One of our number-crunching friends has taken a deeper dive into Cobb County’s November swing into the Democrat camp of Hillary Clinton, by lining up ballots cast with city boundaries -- a somewhat tedious and time-consuming process.
Here’s the biggest surprise: The city of Kennesaw, where the law requires the head of every household to own a firearm (unless he or she doesn’t want to), and which recently put up fierce opposition to a mosque’s move into a near-empty shopping center, was won by Clinton with 47.8 percent of the vote.
Trump garnered 47 percent in the gun-happy city. The vote totals: 6,227 for Clinton to 6,124 for the man who is now president-elect.
Municipal margins for Clinton were heaviest in southern Cobb, which has a higher African-American population. But the only city in Cobb in which Trump beat Clinton was Acworth in the far north: 49.5 to 46 percent.
But wait, you say. Cities account for only 43 percent of the Cobb vote. The news wasn’t any better for Trump outside the city limits. Clinton carried unincorporated Cobb, 49 to 47 percent.
Even without the presidential contest, this hasn't been the easiest stretch for the Cobb County GOP.
Only weeks after the county flipped blue for the first presidential election since Jimmy Carter's 1976 victory, the Cobb GOP finds itself engulfed in a debate over whether a former chairman charged with sexually molesting two boys should be formally ousted from the organization.
Attorney Jason Shepherd's bid to review whether Joe Dendy should still be a member of the Cobb party was delayed until after the trial next month. From the Marietta Daily Journal:

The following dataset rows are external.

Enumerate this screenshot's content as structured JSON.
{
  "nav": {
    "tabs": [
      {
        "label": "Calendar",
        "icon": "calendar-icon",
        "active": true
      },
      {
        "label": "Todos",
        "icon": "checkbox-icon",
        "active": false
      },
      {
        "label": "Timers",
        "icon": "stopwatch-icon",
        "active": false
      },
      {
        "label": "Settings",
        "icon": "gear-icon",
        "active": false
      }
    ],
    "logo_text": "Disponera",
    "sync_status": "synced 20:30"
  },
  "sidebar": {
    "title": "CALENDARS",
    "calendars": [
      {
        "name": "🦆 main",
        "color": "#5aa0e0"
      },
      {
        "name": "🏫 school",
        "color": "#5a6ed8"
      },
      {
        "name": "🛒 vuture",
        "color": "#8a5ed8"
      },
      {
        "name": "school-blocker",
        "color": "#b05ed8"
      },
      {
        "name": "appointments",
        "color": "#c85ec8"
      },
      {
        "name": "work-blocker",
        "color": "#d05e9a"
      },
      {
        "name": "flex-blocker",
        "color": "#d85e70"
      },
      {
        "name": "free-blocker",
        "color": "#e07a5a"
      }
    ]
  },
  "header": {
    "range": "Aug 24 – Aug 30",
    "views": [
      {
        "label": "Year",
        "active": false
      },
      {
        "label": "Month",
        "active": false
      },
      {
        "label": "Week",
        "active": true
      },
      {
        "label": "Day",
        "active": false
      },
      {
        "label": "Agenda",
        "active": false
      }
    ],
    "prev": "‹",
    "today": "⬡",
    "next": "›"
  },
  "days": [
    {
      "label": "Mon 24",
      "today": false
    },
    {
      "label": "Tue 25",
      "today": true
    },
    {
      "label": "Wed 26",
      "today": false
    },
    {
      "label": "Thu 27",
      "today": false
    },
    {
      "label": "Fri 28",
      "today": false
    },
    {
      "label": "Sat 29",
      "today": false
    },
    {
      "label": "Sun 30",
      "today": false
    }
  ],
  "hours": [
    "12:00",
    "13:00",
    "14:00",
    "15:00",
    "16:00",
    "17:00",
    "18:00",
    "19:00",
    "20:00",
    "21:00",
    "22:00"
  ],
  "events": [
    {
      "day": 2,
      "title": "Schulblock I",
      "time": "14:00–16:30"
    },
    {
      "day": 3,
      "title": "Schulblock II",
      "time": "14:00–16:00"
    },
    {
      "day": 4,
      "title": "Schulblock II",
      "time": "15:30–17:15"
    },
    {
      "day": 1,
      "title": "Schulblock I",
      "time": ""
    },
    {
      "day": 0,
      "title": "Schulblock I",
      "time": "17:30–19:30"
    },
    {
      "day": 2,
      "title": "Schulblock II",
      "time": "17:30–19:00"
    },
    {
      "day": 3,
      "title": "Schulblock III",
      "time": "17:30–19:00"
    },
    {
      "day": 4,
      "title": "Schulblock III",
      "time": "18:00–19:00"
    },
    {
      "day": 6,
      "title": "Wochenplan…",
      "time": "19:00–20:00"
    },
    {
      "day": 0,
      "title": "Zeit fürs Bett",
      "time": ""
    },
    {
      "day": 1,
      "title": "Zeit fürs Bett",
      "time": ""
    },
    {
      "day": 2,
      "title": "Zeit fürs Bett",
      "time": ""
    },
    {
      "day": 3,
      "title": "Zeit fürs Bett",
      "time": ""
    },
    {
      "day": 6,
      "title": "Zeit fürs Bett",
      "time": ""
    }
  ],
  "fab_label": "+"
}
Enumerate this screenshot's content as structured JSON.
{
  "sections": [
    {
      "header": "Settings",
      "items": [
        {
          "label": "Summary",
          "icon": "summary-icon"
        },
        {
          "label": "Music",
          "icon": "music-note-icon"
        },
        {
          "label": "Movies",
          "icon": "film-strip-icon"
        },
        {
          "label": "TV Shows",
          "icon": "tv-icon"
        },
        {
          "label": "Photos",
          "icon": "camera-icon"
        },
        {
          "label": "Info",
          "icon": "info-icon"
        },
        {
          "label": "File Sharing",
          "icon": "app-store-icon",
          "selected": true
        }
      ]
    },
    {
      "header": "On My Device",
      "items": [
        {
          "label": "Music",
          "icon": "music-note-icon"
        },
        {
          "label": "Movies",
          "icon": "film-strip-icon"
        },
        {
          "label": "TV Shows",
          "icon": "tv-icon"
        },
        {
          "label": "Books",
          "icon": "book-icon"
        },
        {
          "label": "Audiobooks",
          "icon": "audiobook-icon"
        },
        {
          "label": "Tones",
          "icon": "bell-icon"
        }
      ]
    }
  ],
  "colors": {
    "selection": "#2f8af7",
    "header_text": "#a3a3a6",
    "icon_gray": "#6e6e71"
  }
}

[Cobb GOP chair Rose] Wing said it was clear the Cobb County Republican Committee believed there was no need to look at removing Dendy until there had been a disposition in the case.
“Because there would be no other committee that would hear all the facts other than the judge and the jury,” she said. “And that has been my position, as you know, from the get go, from the day of the arrest. It is not for us to be making that decision. That is for a jury and/or judge … And you’re innocent until proven guilty.”
Wing is a retired assistant district attorney. Shepherd told us he was worried about the message leaving Dendy on the group's membership rolls sends to the community.
Either Lt. Gov. Casey Cagle is polling, or some rival candidate considers him the man to beat in the 2018 race for governor. Over the weekend, a loyal reader sent a rough transcript of the lengthy, live cell-phone questionnaire from a pollster. Among the questions:
-- If the candidates were David Perdue and Casey Cagle, who would you vote for?
-- Do you approve/disapprove of the job Cagle is doing?
-- What do you like most about Cagle?
-- What do you dislike most about Cagle?
-- Do you consider Cagle a liberal, moderate or conservative?
-- All things equal, would you prefer a governor who is new to politics and brings a fresh approach, or someone with a track record in government and list of accomplishments?
-- Would you prefer a governor who would continue Nathan Deal's policies or change them?
-- Would you prefer someone who speaks out against the establishment, or someone who works quietly to get things done?
-- Would you be more or less likely to vote for Cagle if you knew he endorsed Trump?
The health care-focused STAT news took a deep dive into U.S. Rep. Tom Price's investments and concluded that some could create conflicts of interest should the Georgia congressman be confirmed as health secretary. According to the site, Price's portfolio includes investments in many health care industries -- pharmaceutical, medical device research, and insurance -- he would end up overseeing:
Federal ethics rules do not require that Price automatically divest himself of stock. As part of the nomination process, his holdings will be reviewed by the White House counsel’s office, the Office of Government Ethics, and the ethics division at HHS...
Jan Baran, an expert in federal election law, said conflicts would have to involve specific decisions he might make that could benefit himself or his family.
“It depends on whether he’s likely to encounter, as secretary of HHS, any decision that might affect any of those types of companies he owns,” Baran said. “Even if selling it is not seen as something that’s required, he can establish a so-called blind trust, and put all their assets into a blind trust. That would insulate him from future conflicts of interest.”
According to Roll Call, Price is the 50th richest member of Congress with a net worth of $7.28 million.